▼▼▼

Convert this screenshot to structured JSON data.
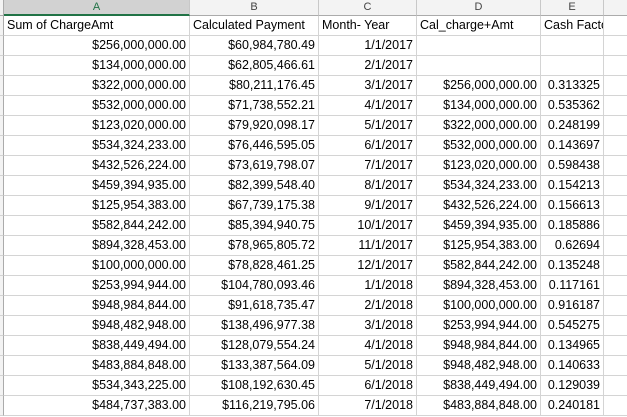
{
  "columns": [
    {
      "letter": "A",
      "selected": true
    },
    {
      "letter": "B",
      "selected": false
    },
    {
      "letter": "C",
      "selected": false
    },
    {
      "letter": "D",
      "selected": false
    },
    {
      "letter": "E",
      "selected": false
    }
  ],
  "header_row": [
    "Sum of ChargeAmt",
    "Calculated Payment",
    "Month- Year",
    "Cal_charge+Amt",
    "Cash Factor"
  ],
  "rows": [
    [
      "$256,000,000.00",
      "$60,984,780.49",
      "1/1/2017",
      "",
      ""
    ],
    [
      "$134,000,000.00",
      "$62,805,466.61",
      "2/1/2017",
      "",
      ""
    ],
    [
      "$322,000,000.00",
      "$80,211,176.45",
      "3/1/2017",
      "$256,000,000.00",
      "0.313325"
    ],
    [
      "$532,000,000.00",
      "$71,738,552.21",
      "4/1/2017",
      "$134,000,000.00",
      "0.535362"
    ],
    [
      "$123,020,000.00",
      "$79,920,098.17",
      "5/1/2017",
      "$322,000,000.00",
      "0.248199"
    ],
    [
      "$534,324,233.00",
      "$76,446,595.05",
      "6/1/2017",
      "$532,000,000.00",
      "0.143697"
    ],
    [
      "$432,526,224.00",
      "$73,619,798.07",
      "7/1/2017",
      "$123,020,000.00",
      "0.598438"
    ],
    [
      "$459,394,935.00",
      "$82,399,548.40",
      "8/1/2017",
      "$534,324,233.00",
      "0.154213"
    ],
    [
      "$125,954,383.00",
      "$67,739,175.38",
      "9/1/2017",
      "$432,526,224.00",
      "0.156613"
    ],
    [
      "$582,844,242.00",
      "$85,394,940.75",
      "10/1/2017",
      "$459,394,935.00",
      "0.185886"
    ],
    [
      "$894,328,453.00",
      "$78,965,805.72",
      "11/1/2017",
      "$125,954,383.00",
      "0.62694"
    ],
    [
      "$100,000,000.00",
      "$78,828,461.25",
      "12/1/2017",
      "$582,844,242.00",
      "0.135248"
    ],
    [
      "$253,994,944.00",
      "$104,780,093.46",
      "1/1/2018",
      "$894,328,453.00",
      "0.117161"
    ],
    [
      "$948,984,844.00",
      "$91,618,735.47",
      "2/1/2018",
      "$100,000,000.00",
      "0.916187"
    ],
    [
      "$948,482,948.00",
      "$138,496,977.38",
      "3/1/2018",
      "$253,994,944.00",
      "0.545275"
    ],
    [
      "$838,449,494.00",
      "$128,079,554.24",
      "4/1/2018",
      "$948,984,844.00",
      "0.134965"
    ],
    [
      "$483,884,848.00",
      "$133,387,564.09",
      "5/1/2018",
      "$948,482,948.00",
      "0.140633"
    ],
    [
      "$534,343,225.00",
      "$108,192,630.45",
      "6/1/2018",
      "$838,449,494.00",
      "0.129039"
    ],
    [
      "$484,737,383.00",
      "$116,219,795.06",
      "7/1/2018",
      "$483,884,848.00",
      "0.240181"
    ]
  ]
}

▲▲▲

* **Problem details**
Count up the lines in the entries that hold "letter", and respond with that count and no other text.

* **Answer below**
5